● Exercise requirements
Would you set down each line of the data below exactly?

● Working data
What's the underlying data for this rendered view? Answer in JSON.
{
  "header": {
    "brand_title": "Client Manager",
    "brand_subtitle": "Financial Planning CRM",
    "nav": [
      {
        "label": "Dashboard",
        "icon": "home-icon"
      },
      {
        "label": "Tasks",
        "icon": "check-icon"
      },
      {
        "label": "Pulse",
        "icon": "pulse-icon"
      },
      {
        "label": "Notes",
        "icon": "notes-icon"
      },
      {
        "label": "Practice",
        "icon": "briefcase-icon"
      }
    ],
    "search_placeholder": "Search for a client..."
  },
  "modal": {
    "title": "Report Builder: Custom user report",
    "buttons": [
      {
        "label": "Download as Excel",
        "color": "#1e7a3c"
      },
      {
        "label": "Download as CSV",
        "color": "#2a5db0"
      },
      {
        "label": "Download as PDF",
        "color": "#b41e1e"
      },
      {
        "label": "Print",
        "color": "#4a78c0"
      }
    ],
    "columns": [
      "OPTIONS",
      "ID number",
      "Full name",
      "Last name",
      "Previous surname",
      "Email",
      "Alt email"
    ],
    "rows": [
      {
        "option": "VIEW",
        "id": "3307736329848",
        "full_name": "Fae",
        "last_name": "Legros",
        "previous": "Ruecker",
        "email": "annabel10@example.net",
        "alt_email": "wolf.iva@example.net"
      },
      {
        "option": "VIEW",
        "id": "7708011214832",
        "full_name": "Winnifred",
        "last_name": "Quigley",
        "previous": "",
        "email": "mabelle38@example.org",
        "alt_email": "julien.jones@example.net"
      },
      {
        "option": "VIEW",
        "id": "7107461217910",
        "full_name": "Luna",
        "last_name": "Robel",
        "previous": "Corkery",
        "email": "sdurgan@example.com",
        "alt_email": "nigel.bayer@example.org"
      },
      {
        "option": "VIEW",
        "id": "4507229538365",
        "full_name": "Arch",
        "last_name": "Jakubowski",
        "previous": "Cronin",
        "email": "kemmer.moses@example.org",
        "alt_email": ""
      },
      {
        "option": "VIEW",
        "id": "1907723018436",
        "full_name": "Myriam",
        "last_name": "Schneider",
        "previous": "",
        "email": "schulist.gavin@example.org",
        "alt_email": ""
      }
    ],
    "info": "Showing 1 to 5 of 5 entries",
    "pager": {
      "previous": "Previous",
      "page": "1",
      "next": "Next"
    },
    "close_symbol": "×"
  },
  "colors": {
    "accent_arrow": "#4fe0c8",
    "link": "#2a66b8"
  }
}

● Response area
What's the underlying data for this rendered view? Answer in JSON.
{
  "header": {
    "brand_title": "Client Manager",
    "brand_subtitle": "Financial Planning CRM",
    "nav": [
      {
        "label": "Dashboard",
        "icon": "home-icon"
      },
      {
        "label": "Tasks",
        "icon": "check-icon"
      },
      {
        "label": "Pulse",
        "icon": "pulse-icon"
      },
      {
        "label": "Notes",
        "icon": "notes-icon"
      },
      {
        "label": "Practice",
        "icon": "briefcase-icon"
      }
    ],
    "search_placeholder": "Search for a client..."
  },
  "modal": {
    "title": "Report Builder: Custom user report",
    "buttons": [
      {
        "label": "Download as Excel",
        "color": "#1e7a3c"
      },
      {
        "label": "Download as CSV",
        "color": "#2a5db0"
      },
      {
        "label": "Download as PDF",
        "color": "#b41e1e"
      },
      {
        "label": "Print",
        "color": "#4a78c0"
      }
    ],
    "columns": [
      "OPTIONS",
      "ID number",
      "Full name",
      "Last name",
      "Previous surname",
      "Email",
      "Alt email"
    ],
    "rows": [
      {
        "option": "VIEW",
        "id": "3307736329848",
        "full_name": "Fae",
        "last_name": "Legros",
        "previous": "Ruecker",
        "email": "annabel10@example.net",
        "alt_email": "wolf.iva@example.net"
      },
      {
        "option": "VIEW",
        "id": "7708011214832",
        "full_name": "Winnifred",
        "last_name": "Quigley",
        "previous": "",
        "email": "mabelle38@example.org",
        "alt_email": "julien.jones@example.net"
      },
      {
        "option": "VIEW",
        "id": "7107461217910",
        "full_name": "Luna",
        "last_name": "Robel",
        "previous": "Corkery",
        "email": "sdurgan@example.com",
        "alt_email": "nigel.bayer@example.org"
      },
      {
        "option": "VIEW",
        "id": "4507229538365",
        "full_name": "Arch",
        "last_name": "Jakubowski",
        "previous": "Cronin",
        "email": "kemmer.moses@example.org",
        "alt_email": ""
      },
      {
        "option": "VIEW",
        "id": "1907723018436",
        "full_name": "Myriam",
        "last_name": "Schneider",
        "previous": "",
        "email": "schulist.gavin@example.org",
        "alt_email": ""
      }
    ],
    "info": "Showing 1 to 5 of 5 entries",
    "pager": {
      "previous": "Previous",
      "page": "1",
      "next": "Next"
    },
    "close_symbol": "×"
  },
  "colors": {
    "accent_arrow": "#4fe0c8",
    "link": "#2a66b8"
  }
}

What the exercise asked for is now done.